Something very disruptive occurred in the bond market this past week and the smartest minds in the fixed income markets are scurrying to explain the anomaly that played out in one of the most counter-intuitive moves seen in recent months.
After the 10-year Treasury note yield traded from 1.00% on Jan. 28 up to 1.75% on March 30, the yield has steadily declined to digest what can only be considered a “spike.” A recent 10-year Treasury note chart illustrates my point.
Some giveback on yield makes perfect technical sense, but considering the plethora of hot inflationary data that crossed the tape the past few days, seeing the 10-year yield take a sharp dip lower caught bond traders completely off guard. The economic calendar served up data that should have had the bond vigilantes foaming at the mouth.
The total Consumer Price Index (CPI) increased 0.6% month-over-month in March (consensus 0.5%) — the largest monthly rise since August 2012 — following a 0.4% climb in February. Core CPI increased 0.3% month-over-month (consensus 0.2%), following a 0.1% rise in February.
March retail sales soared 9.8% month-over-month, compared to a consensus estimate of 5.3%. Excluding autos, retail sales rose 8.4% month over month, topping the consensus estimate of 4.9%, following an upwardly revised 2.5% decline, compared to the previously reported -2.7% for February.
Housing starts surged 19.4% month over month in March to a seasonally adjusted annual rate of 1.739 million units, compared to a consensus 1.621 million, bolstered by a 15.3% increase in single-family starts.
Initial jobless claims for the week ending April 10 declined by 193,000 to 576,000 (better than the consensus of 695,000). The initial claims were the lowest they have been since the pandemic started and fell in a material manner that is consistent with the reopening and rehiring narrative fueling expectations of strong economic growth.
The Empire State Manufacturing Survey rose to 26.3 in April (consensus 23.0) from 17.4 in March. The Philadelphia Fed Survey increased to 50.2 in April (consensus 35.0) from a revised 44.5 (from 51.8) in March.

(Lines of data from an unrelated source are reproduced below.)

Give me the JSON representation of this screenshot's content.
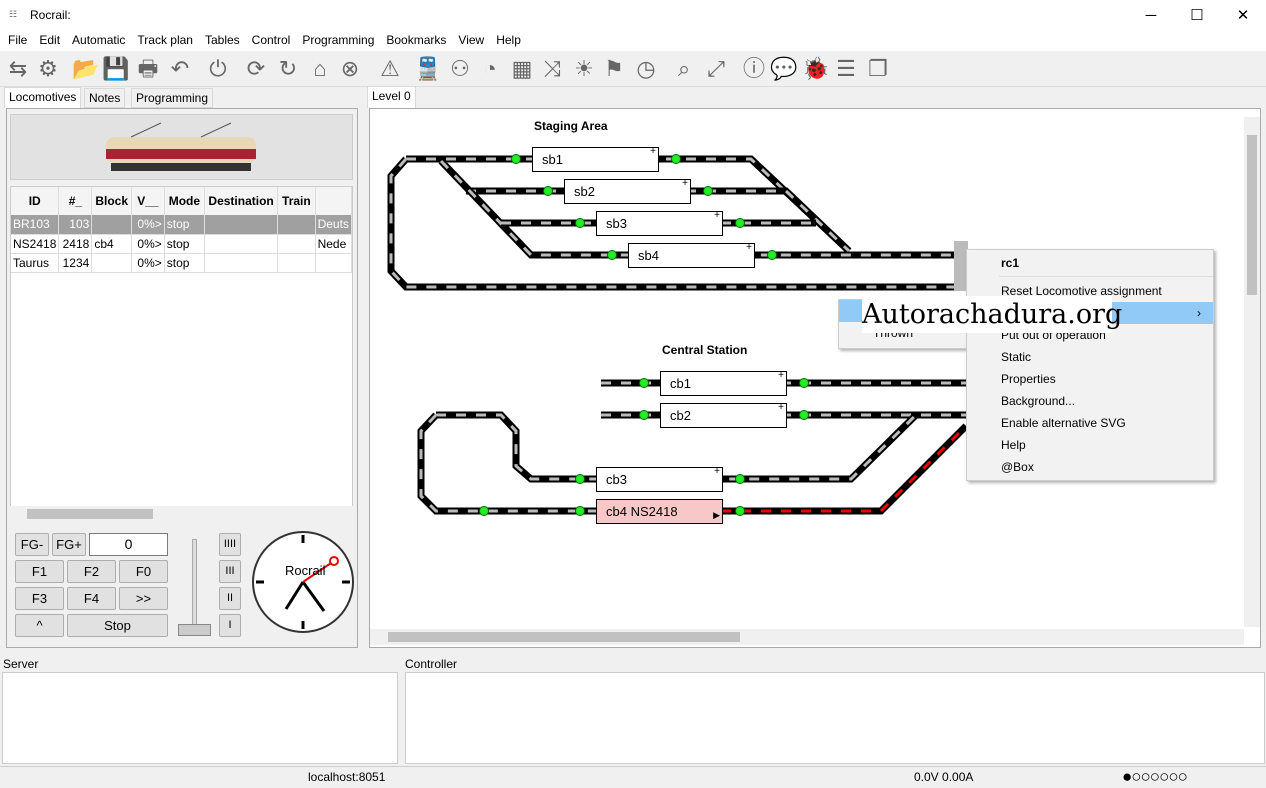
{
  "window": {
    "title": "Rocrail:",
    "minimize": "─",
    "maximize": "☐",
    "close": "✕"
  },
  "menu": [
    "File",
    "Edit",
    "Automatic",
    "Track plan",
    "Tables",
    "Control",
    "Programming",
    "Bookmarks",
    "View",
    "Help"
  ],
  "toolbar_icons": [
    "connect-icon",
    "settings-icon",
    "open-icon",
    "save-icon",
    "print-icon",
    "undo-icon",
    "power-icon",
    "sync-icon",
    "rotate-icon",
    "home-icon",
    "cancel-icon",
    "warning-icon",
    "train-icon",
    "loco-icon",
    "speedometer-icon",
    "grid-icon",
    "shuffle-icon",
    "light-icon",
    "flag-icon",
    "clock-icon",
    "zoom-icon",
    "fullscreen-icon",
    "info-icon",
    "chat-icon",
    "bug-icon",
    "list-icon",
    "document-icon"
  ],
  "left_tabs": [
    "Locomotives",
    "Notes",
    "Programming"
  ],
  "loco_table": {
    "headers": [
      "ID",
      "#_",
      "Block",
      "V__",
      "Mode",
      "Destination",
      "Train",
      ""
    ],
    "rows": [
      [
        "BR103",
        "103",
        "",
        "0%>",
        "stop",
        "",
        "",
        "Deuts"
      ],
      [
        "NS2418",
        "2418",
        "cb4",
        "0%>",
        "stop",
        "",
        "",
        "Nede"
      ],
      [
        "Taurus",
        "1234",
        "",
        "0%>",
        "stop",
        "",
        "",
        ""
      ]
    ]
  },
  "controls": {
    "fg_minus": "FG-",
    "fg_plus": "FG+",
    "speed": "0",
    "f1": "F1",
    "f2": "F2",
    "f0": "F0",
    "f3": "F3",
    "f4": "F4",
    "more": ">>",
    "up": "^",
    "stop": "Stop",
    "gear4": "IIII",
    "gear3": "III",
    "gear2": "II",
    "gear1": "I",
    "clock_label": "Rocrail"
  },
  "level_tab": "Level 0",
  "trackplan": {
    "staging_title": "Staging Area",
    "central_title": "Central Station",
    "blocks": [
      "sb1",
      "sb2",
      "sb3",
      "sb4",
      "cb1",
      "cb2",
      "cb3",
      "cb4 NS2418"
    ],
    "occupied_color": "#f8c8c8"
  },
  "context_menu": {
    "title": "rc1",
    "items": [
      "Reset Locomotive assignment",
      "",
      "Put out of operation",
      "Static",
      "Properties",
      "Background...",
      "Enable alternative SVG",
      "Help",
      "@Box"
    ]
  },
  "submenu": {
    "items": [
      "",
      "Thrown"
    ]
  },
  "watermark": "Autorachadura.org",
  "bottom": {
    "server_label": "Server",
    "controller_label": "Controller"
  },
  "status": {
    "host": "localhost:8051",
    "power": "0.0V 0.00A"
  }
}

The preliminary reading for the University of Michigan Consumer Sentiment Index for April checked in at 86.5, up from the final reading of 84.9 for March. This is the highest reading in a year and was paced by a rising outlook on current conditions that were helped by job gains, rising vaccination rates, low interest rates and fiscal stimulus.

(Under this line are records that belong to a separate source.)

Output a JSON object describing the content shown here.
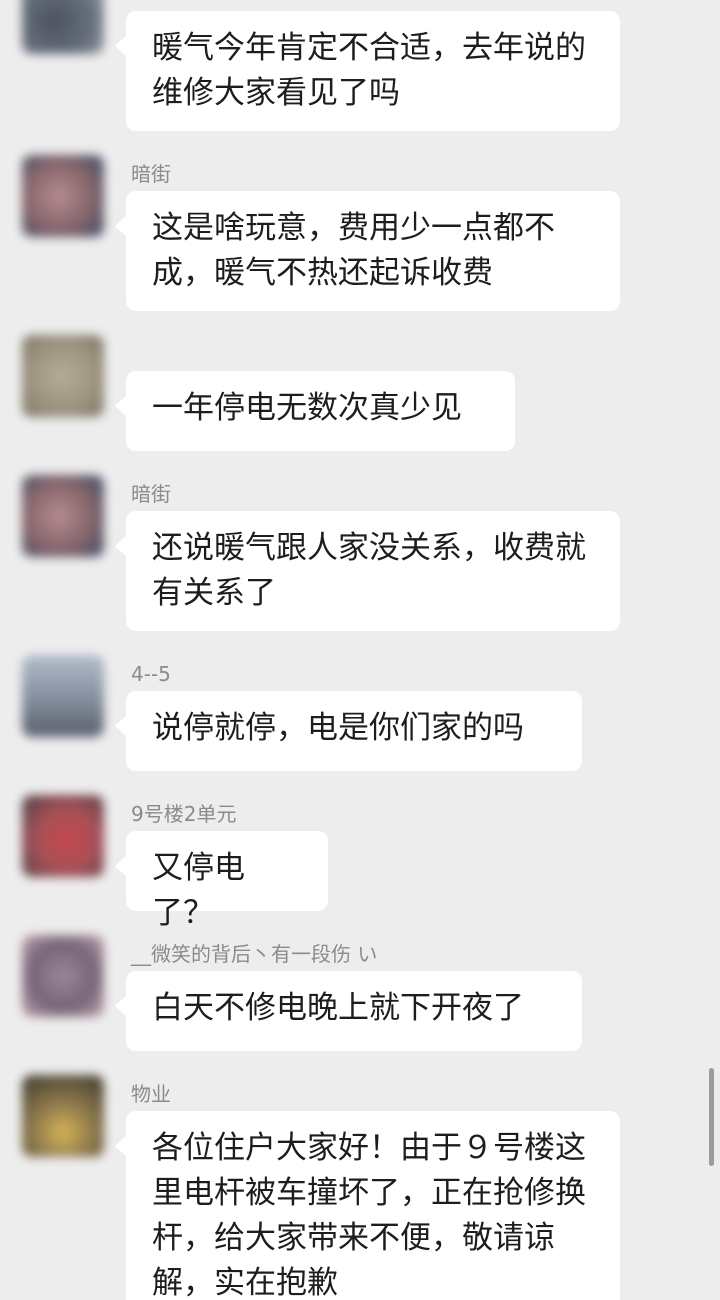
{
  "messages": [
    {
      "name": "",
      "text": "暖气今年肯定不合适，去年说的维修大家看见了吗",
      "avatar_color": "#5d6675"
    },
    {
      "name": "暗街",
      "text": "这是啥玩意，费用少一点都不成，暖气不热还起诉收费",
      "avatar_color": "#7c5a60"
    },
    {
      "name": "",
      "text": "一年停电无数次真少见",
      "avatar_color": "#958a74"
    },
    {
      "name": "暗街",
      "text": "还说暖气跟人家没关系，收费就有关系了",
      "avatar_color": "#7c5a60"
    },
    {
      "name": "4--5",
      "text": "说停就停，电是你们家的吗",
      "avatar_color": "#7a8596"
    },
    {
      "name": "9号楼2单元",
      "text": "又停电了？",
      "avatar_color": "#a3444c"
    },
    {
      "name": "__微笑的背后丶有一段伤 い",
      "text": "白天不修电晚上就下开夜了",
      "avatar_color": "#6c5a70"
    },
    {
      "name": "物业",
      "text": "各位住户大家好！由于９号楼这里电杆被车撞坏了，正在抢修换杆，给大家带来不便，敬请谅解，实在抱歉",
      "avatar_color": "#8a7440"
    }
  ]
}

Once again, the yield on the 10-year Treasury Note, which ended March at 1.74%, went as low as 1.53% this past week in a surprising move that defied the various reports showing higher inflation rates and decidedly strong economic activity. There were various assumptions made as to why this counter-intuitive move in rates took place, ranging from short-covering activity to foreign buying interest to a sense that economic and earnings growth is nearing a point where it is as good as it is going to get for this cycle.

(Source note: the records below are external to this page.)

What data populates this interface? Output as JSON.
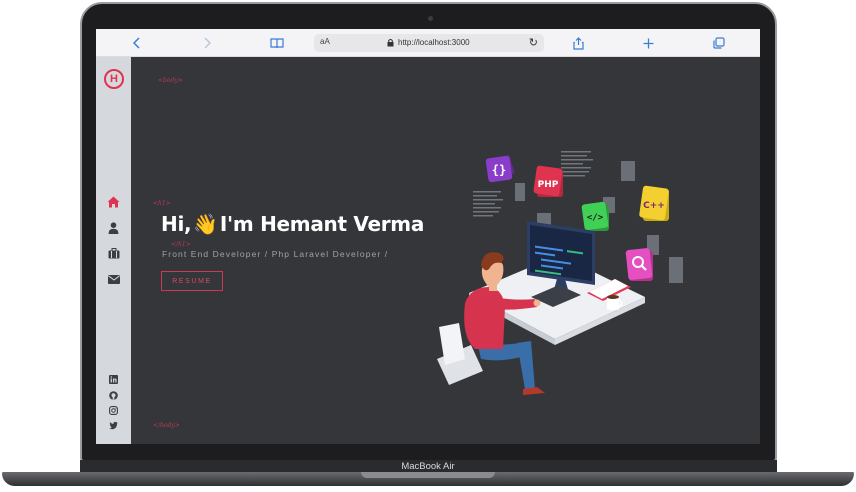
{
  "device": {
    "label": "MacBook Air"
  },
  "browser": {
    "text_size_label": "aA",
    "url": "http://localhost:3000"
  },
  "sidebar": {
    "logo_letter": "H",
    "nav_items": [
      {
        "name": "home",
        "icon": "home-icon",
        "active": true
      },
      {
        "name": "about",
        "icon": "user-icon",
        "active": false
      },
      {
        "name": "portfolio",
        "icon": "briefcase-icon",
        "active": false
      },
      {
        "name": "contact",
        "icon": "envelope-icon",
        "active": false
      }
    ],
    "social": [
      {
        "name": "linkedin",
        "icon": "linkedin-icon"
      },
      {
        "name": "github",
        "icon": "github-icon"
      },
      {
        "name": "instagram",
        "icon": "instagram-icon"
      },
      {
        "name": "twitter",
        "icon": "twitter-icon"
      }
    ]
  },
  "hero": {
    "greeting": "Hi,",
    "wave_emoji": "👋",
    "intro": "I'm Hemant Verma",
    "subtitle": "Front End Developer / Php Laravel Developer /",
    "resume_label": "RESUME",
    "tag_body_open": "<body>",
    "tag_body_close": "</body>",
    "tag_h1_open": "<h1>",
    "tag_h1_close": "</h1>"
  },
  "illustration": {
    "badges": [
      "{}",
      "PHP",
      "</>",
      "C++"
    ]
  },
  "colors": {
    "accent": "#e0334f",
    "background": "#34363a",
    "sidebar": "#d5d9de"
  }
}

I think a better explanation of why the bond market staged its late week rally is how the $271 billion in new Treasury supply that was auctioned off went so well. The explosion of deficit spending has weighed on a couple of prior Treasury auctions and had become a bearish narrative. But the strong demand for U.S. debt drove down yields and the dollar, inciting risk-on capital flows into equities that sent the market to new highs.
The removal of yield risk to the investing landscape means the rally can sustain its extended and overbought condition for a while. The market has bought into the Fed’s rhetoric that any notion of tapering is not a consideration for some time, interest rates will remain historically low relative to inflation, early Q1 results are showing companies are beating increased earnings estimates and inflation-adjusted returns are more attractive in stocks relative to money market Treasuries.
Watching how the rate of inflation comes in for April will be telling, after a hot uptick in March. Is the inflation increase transitory, as the Fed stated, or the start of a larger trend that will usher in some fresh concerns about economic overheating? The two charts below show the recent inflationary pop and the longer-term historical trend.
Leading up to the Great Recession of 2008-2009, the rate of inflation was in 2-4% range and ultimately got up into the high-5% range.
One thing for sure is that the stock market is “all in” on what the Fed is marketing in its fiscal policy. The Fed’s internal indicators are providing a very confident tone when Chairman Jerome Powell and the other Fed members speak out. But more importantly, the charts indicate that the stock market has a strong stomach for some inflation above the 2% target range, as long as the job gains continue, and incomes keep pace.
Investors should never lose sight that the United States is a consumer-driven economy where the cost-of-living drives sentiment. Plus, sentiment ultimately determines market trends.
So far, “transitory” is the buzzword of 2021 for stocks and the bull market. Until the Fed decides on another phrase, the path of least resistance for the S&P is higher.